Could the records be returned exactly, with the pictures left out?

Exercise inputs:
□ □ □ □ □ □ □
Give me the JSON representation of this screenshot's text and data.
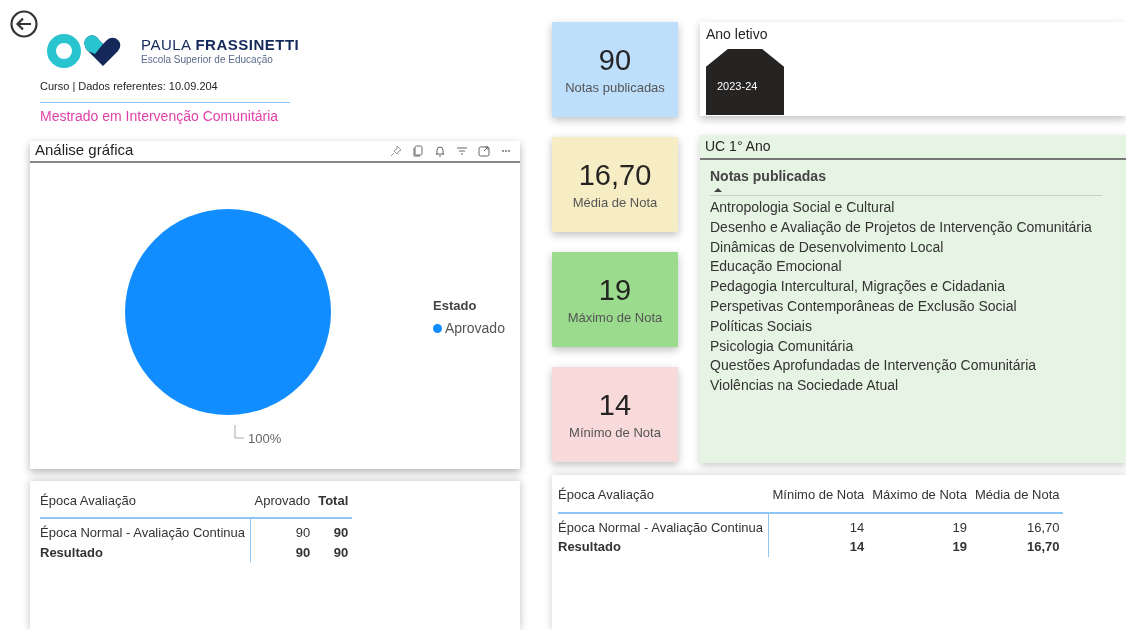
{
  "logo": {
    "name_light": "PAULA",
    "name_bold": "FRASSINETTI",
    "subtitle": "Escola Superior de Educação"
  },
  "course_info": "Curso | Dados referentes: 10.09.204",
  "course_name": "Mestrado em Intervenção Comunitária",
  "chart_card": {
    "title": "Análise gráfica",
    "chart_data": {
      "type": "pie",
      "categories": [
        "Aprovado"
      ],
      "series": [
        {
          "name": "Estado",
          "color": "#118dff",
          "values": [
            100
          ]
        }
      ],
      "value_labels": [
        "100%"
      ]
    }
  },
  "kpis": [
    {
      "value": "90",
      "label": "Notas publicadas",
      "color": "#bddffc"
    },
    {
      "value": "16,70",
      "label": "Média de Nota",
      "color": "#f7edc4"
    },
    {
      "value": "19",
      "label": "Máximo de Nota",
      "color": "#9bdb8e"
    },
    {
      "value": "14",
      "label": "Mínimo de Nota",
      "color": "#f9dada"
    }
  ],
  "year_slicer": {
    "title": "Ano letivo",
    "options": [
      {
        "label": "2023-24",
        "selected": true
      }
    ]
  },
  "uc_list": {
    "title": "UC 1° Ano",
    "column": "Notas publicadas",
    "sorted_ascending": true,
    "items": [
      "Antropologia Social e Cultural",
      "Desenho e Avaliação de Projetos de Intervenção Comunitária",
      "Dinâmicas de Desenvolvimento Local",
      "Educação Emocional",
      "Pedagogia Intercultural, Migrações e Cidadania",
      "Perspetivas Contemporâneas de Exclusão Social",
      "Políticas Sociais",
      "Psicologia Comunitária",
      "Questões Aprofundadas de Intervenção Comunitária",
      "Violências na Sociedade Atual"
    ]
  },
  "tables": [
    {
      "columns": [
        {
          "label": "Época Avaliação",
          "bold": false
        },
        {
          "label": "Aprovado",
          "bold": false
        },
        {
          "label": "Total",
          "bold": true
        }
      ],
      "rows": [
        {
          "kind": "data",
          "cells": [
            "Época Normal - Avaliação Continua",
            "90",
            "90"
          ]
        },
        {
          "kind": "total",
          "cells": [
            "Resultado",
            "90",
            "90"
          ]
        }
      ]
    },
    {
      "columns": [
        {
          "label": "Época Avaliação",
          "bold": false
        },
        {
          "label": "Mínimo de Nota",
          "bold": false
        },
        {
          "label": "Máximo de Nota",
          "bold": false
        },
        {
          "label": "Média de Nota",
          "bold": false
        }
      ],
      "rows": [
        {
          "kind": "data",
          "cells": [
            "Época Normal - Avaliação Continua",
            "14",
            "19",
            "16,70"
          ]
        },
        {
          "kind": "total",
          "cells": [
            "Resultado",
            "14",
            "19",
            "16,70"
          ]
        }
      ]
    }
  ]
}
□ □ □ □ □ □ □
Completed exercise:
Give me the JSON representation of this screenshot's text and data.
{
  "logo": {
    "name_light": "PAULA",
    "name_bold": "FRASSINETTI",
    "subtitle": "Escola Superior de Educação"
  },
  "course_info": "Curso | Dados referentes: 10.09.204",
  "course_name": "Mestrado em Intervenção Comunitária",
  "chart_card": {
    "title": "Análise gráfica",
    "chart_data": {
      "type": "pie",
      "categories": [
        "Aprovado"
      ],
      "series": [
        {
          "name": "Estado",
          "color": "#118dff",
          "values": [
            100
          ]
        }
      ],
      "value_labels": [
        "100%"
      ]
    }
  },
  "kpis": [
    {
      "value": "90",
      "label": "Notas publicadas",
      "color": "#bddffc"
    },
    {
      "value": "16,70",
      "label": "Média de Nota",
      "color": "#f7edc4"
    },
    {
      "value": "19",
      "label": "Máximo de Nota",
      "color": "#9bdb8e"
    },
    {
      "value": "14",
      "label": "Mínimo de Nota",
      "color": "#f9dada"
    }
  ],
  "year_slicer": {
    "title": "Ano letivo",
    "options": [
      {
        "label": "2023-24",
        "selected": true
      }
    ]
  },
  "uc_list": {
    "title": "UC 1° Ano",
    "column": "Notas publicadas",
    "sorted_ascending": true,
    "items": [
      "Antropologia Social e Cultural",
      "Desenho e Avaliação de Projetos de Intervenção Comunitária",
      "Dinâmicas de Desenvolvimento Local",
      "Educação Emocional",
      "Pedagogia Intercultural, Migrações e Cidadania",
      "Perspetivas Contemporâneas de Exclusão Social",
      "Políticas Sociais",
      "Psicologia Comunitária",
      "Questões Aprofundadas de Intervenção Comunitária",
      "Violências na Sociedade Atual"
    ]
  },
  "tables": [
    {
      "columns": [
        {
          "label": "Época Avaliação",
          "bold": false
        },
        {
          "label": "Aprovado",
          "bold": false
        },
        {
          "label": "Total",
          "bold": true
        }
      ],
      "rows": [
        {
          "kind": "data",
          "cells": [
            "Época Normal - Avaliação Continua",
            "90",
            "90"
          ]
        },
        {
          "kind": "total",
          "cells": [
            "Resultado",
            "90",
            "90"
          ]
        }
      ]
    },
    {
      "columns": [
        {
          "label": "Época Avaliação",
          "bold": false
        },
        {
          "label": "Mínimo de Nota",
          "bold": false
        },
        {
          "label": "Máximo de Nota",
          "bold": false
        },
        {
          "label": "Média de Nota",
          "bold": false
        }
      ],
      "rows": [
        {
          "kind": "data",
          "cells": [
            "Época Normal - Avaliação Continua",
            "14",
            "19",
            "16,70"
          ]
        },
        {
          "kind": "total",
          "cells": [
            "Resultado",
            "14",
            "19",
            "16,70"
          ]
        }
      ]
    }
  ]
}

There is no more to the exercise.